Exercise objective:
Filter the records down to the lines that hold the word "title", and copy each of those lines.

(App and web page records)
####################
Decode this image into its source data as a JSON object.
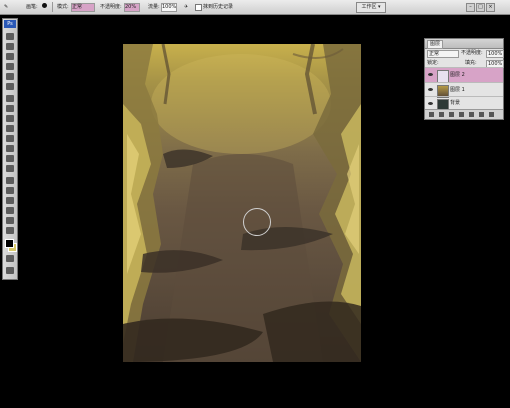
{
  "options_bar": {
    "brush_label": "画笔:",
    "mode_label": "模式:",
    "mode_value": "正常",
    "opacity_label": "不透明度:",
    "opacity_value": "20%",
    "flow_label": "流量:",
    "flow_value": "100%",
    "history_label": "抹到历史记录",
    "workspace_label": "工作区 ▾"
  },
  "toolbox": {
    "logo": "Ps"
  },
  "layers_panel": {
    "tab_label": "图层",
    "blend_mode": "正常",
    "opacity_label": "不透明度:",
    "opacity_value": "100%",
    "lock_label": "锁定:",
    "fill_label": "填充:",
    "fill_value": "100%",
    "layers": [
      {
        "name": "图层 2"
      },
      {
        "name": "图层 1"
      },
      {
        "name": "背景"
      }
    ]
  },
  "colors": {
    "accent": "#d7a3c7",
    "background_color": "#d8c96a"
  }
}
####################
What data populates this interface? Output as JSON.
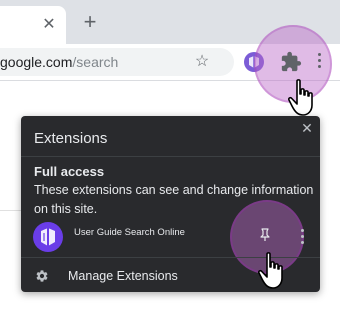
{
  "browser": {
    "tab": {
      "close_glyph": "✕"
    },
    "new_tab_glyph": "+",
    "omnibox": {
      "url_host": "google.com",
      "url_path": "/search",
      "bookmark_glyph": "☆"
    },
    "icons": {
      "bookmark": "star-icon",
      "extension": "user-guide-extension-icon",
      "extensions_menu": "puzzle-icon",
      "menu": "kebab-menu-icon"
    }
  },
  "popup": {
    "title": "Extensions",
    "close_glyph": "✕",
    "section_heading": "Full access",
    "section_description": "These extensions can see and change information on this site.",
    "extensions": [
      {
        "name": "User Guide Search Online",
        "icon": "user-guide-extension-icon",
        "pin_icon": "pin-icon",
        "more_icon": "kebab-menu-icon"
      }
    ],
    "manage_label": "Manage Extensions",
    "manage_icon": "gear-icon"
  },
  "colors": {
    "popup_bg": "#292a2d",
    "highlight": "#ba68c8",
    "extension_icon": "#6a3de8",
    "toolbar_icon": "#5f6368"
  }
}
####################
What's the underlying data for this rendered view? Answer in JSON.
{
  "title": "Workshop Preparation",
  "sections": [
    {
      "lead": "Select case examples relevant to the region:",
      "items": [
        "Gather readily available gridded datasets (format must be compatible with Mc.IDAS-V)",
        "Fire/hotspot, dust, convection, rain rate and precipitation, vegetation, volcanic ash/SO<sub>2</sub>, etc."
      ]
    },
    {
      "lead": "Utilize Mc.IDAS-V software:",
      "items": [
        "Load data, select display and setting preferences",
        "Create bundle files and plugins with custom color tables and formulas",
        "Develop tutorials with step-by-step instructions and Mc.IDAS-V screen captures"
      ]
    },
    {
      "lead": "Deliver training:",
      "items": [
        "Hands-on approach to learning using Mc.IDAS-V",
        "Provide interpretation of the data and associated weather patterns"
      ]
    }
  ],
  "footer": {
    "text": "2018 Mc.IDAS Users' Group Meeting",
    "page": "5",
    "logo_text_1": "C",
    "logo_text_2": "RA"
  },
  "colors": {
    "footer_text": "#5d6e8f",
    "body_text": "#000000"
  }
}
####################
Answer for this exercise:
    "title": "Extensions",
  "title": "Workshop Preparation",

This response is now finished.